WHAT YOU NEED TO DO: Return each line of the entries that holds the string "highlight".
------------------------------------
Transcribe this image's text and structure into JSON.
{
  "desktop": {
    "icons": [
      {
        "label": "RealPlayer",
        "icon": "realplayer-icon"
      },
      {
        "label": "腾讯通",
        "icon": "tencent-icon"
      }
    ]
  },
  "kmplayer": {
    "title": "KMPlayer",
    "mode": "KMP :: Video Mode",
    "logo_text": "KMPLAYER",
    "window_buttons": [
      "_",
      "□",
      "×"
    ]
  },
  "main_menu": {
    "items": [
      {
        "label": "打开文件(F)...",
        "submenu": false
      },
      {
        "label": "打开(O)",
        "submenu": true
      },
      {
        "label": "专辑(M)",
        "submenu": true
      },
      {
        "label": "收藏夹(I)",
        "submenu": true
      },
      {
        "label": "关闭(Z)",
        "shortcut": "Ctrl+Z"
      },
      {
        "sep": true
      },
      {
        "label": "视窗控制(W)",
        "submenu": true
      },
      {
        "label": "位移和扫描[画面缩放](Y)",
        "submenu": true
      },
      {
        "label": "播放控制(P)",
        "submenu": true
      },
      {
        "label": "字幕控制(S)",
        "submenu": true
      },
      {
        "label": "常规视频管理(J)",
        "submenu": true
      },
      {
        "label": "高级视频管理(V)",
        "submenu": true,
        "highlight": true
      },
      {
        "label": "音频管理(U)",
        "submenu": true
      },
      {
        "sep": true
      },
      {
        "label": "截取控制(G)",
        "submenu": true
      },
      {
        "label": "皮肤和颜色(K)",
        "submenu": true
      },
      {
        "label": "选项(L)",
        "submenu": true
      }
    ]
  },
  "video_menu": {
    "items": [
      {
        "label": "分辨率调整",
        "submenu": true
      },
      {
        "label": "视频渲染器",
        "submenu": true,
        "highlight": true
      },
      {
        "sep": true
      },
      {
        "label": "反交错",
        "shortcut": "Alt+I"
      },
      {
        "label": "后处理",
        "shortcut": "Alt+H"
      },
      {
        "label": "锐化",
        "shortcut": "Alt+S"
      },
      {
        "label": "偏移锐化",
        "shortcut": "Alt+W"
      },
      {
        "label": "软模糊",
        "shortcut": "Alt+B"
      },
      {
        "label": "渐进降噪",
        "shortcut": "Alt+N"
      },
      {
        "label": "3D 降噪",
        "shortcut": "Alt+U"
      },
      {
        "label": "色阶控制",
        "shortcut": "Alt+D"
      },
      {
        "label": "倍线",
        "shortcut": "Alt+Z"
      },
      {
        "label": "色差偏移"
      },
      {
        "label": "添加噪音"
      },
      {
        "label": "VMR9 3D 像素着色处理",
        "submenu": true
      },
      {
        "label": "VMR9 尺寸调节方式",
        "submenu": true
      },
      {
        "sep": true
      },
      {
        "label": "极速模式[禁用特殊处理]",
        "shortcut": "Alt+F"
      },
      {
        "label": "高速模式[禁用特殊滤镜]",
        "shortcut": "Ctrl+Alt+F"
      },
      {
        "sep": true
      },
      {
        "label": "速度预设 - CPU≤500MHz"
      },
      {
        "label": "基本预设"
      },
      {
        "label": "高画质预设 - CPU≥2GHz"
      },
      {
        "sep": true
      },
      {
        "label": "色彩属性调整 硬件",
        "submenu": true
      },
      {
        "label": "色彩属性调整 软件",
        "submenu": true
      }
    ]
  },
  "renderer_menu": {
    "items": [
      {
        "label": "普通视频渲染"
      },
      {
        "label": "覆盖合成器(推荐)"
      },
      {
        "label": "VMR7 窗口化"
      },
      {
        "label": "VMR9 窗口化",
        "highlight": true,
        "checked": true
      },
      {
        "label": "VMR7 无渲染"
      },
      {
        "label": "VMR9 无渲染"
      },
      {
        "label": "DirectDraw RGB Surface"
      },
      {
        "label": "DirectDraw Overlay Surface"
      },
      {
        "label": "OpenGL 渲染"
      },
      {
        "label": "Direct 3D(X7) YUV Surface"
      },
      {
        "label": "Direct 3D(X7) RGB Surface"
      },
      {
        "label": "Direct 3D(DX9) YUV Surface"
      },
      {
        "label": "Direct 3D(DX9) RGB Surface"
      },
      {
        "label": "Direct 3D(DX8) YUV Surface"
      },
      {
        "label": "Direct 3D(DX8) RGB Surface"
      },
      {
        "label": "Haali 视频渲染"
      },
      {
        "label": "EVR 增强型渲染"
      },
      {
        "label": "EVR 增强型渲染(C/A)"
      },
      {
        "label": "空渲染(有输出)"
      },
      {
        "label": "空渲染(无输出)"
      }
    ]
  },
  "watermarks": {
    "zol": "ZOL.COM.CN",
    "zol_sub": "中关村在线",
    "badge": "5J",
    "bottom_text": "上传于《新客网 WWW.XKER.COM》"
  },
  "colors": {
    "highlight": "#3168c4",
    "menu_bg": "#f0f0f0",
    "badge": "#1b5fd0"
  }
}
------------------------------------
ANSWER AREA:
        "highlight": true
        "highlight": true
        "highlight": true,
    "highlight": "#3168c4",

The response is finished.